A "LIFE-changing" new drug designed to treat the hepatitis C virus can almost treble the cure rate for patients, studies have shown.
Chronic hepatitis C is a serious viral infection of the liver.
Many patients did not respond well to current treatments but could be helped with boceprevir, said Pharmac medical director Dr Peter Moodie.
"Clinical evidence shows that, given the genetic characteristics of a patient, a simple genetic test can fairly accurately predict how they might respond to treatment," he said.
About 25 to 35 per cent of patients respond to the currently available treatment. With use of boceprevir, the response rate increases to 70 to 75 per cent. Victrelis is the first new hepatitis C treatment made available to New Zealanders in the past decade.
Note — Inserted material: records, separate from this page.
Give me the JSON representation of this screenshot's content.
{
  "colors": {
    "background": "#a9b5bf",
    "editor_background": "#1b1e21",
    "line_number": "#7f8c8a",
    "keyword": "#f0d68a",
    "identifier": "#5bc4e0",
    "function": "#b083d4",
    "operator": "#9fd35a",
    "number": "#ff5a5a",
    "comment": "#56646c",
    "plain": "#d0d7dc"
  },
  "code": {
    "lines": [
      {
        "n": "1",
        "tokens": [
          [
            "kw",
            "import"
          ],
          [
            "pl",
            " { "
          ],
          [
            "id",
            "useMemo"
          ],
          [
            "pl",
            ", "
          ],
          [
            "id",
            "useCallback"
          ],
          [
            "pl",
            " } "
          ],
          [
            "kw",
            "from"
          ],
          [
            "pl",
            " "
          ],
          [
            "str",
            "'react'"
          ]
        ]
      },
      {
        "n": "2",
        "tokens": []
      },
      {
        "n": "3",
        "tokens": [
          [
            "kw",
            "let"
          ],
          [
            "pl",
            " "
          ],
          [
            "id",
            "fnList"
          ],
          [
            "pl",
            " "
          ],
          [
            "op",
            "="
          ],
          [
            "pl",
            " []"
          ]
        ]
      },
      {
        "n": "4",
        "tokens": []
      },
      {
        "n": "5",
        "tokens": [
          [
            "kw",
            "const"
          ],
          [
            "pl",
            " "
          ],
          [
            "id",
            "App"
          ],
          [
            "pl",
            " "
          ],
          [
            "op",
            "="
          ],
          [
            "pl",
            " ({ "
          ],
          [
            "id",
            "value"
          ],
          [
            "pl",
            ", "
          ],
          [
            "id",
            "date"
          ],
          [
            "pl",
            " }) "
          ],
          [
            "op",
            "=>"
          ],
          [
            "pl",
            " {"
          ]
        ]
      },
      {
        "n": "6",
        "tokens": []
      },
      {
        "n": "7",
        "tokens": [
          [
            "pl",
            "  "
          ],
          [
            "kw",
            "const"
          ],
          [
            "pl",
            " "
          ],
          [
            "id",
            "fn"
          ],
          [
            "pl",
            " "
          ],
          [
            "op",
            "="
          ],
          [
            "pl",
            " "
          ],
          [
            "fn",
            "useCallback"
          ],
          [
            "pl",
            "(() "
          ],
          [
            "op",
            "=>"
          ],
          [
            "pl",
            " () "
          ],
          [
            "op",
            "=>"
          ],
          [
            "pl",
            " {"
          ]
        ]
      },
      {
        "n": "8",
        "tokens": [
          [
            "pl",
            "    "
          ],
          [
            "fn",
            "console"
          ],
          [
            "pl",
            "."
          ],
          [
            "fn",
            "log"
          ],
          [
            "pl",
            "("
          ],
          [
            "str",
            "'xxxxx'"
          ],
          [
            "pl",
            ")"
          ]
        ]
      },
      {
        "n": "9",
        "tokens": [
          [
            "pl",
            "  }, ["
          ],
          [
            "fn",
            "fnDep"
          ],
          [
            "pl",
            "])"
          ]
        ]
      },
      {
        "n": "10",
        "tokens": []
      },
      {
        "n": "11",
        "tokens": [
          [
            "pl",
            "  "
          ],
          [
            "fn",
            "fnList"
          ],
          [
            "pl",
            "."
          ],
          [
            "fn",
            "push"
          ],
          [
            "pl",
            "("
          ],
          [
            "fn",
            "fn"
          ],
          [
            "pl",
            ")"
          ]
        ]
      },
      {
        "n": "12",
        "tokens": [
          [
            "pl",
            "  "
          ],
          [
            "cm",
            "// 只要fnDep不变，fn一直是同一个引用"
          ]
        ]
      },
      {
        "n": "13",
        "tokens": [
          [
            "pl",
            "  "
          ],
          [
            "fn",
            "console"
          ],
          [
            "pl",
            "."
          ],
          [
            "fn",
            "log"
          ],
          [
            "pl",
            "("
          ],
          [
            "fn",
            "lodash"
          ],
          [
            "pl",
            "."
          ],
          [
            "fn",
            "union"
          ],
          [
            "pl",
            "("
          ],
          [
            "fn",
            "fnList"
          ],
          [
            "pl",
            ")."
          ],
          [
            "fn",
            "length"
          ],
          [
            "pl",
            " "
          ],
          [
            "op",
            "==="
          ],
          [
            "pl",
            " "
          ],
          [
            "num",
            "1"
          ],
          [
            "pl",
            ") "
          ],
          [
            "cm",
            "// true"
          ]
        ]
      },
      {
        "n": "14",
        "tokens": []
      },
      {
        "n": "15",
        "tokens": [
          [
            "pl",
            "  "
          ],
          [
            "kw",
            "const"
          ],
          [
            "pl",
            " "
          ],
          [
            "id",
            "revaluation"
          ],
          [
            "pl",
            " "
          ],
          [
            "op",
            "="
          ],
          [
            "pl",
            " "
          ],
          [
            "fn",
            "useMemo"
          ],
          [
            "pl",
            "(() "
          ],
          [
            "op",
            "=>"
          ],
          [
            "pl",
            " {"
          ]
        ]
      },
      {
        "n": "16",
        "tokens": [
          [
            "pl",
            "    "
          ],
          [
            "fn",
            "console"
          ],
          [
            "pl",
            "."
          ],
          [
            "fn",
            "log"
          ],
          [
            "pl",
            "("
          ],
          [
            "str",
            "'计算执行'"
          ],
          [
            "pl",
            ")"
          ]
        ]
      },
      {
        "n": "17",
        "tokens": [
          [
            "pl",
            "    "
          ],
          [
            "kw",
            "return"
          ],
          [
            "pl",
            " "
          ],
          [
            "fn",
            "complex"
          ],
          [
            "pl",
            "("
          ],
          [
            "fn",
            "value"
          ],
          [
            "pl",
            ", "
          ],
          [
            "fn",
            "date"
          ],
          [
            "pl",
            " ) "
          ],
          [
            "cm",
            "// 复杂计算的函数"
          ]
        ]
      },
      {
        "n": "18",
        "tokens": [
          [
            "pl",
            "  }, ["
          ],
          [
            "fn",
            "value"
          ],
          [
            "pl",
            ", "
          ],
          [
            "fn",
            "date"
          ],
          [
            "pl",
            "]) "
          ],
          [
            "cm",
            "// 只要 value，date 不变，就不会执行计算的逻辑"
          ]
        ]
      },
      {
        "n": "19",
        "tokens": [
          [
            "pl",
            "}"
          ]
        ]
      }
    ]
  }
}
Hepatitis C genotype 1 is the most common form of the condition, and affects about 50 per cent of all known sufferers.
If left untreated, hepatitis C can cause serious liver disease including cirrhosis, liver cancer and even death.
Professor Ed Gane, chief hepatologist and deputy director of the New Zealand Liver Transplant Unit at Auckland City Hospital, said Victrelis was a protease inhibitor and worked directly on the hepatitis C virus to stop it replicating.
"It is used in combination with other drugs - peginterferon alfa and ribavirin - which prevent the virus from becoming resistant to Victrelis."